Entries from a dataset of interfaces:
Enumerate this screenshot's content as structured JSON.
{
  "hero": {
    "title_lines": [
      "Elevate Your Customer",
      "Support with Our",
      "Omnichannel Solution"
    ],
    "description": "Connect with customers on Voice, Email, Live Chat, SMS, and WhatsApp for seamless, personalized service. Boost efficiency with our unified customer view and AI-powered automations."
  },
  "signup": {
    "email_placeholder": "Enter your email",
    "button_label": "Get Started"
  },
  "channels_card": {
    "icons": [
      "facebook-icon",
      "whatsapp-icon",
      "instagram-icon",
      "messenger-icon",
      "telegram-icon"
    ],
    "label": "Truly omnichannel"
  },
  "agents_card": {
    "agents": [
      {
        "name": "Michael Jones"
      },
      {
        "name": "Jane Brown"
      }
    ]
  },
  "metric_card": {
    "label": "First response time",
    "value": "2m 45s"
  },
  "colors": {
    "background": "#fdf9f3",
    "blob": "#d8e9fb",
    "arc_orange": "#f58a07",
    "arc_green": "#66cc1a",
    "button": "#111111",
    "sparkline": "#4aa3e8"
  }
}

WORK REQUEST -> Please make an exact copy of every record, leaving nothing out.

FINISHED TASK ->
Enumerate this screenshot's content as structured JSON.
{
  "hero": {
    "title_lines": [
      "Elevate Your Customer",
      "Support with Our",
      "Omnichannel Solution"
    ],
    "description": "Connect with customers on Voice, Email, Live Chat, SMS, and WhatsApp for seamless, personalized service. Boost efficiency with our unified customer view and AI-powered automations."
  },
  "signup": {
    "email_placeholder": "Enter your email",
    "button_label": "Get Started"
  },
  "channels_card": {
    "icons": [
      "facebook-icon",
      "whatsapp-icon",
      "instagram-icon",
      "messenger-icon",
      "telegram-icon"
    ],
    "label": "Truly omnichannel"
  },
  "agents_card": {
    "agents": [
      {
        "name": "Michael Jones"
      },
      {
        "name": "Jane Brown"
      }
    ]
  },
  "metric_card": {
    "label": "First response time",
    "value": "2m 45s"
  },
  "colors": {
    "background": "#fdf9f3",
    "blob": "#d8e9fb",
    "arc_orange": "#f58a07",
    "arc_green": "#66cc1a",
    "button": "#111111",
    "sparkline": "#4aa3e8"
  }
}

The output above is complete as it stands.